[Opening AVAILABLE DATA section]
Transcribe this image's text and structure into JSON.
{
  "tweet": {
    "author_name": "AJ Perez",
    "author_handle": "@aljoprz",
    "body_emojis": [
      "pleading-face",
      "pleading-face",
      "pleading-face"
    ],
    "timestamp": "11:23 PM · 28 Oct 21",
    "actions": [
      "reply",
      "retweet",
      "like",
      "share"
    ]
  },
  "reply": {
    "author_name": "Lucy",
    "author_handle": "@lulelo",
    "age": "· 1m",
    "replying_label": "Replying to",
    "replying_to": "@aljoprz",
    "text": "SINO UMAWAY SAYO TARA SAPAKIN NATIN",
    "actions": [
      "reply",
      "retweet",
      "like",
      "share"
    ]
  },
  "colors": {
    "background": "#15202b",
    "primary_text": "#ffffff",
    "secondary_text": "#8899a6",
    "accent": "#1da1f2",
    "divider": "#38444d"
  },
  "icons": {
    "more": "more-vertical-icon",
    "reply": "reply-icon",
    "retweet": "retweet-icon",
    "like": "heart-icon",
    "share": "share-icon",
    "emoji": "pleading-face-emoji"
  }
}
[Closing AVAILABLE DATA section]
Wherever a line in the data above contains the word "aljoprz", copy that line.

:: ANSWER TO THIS TASK ::
    "author_handle": "@aljoprz",
    "replying_to": "@aljoprz",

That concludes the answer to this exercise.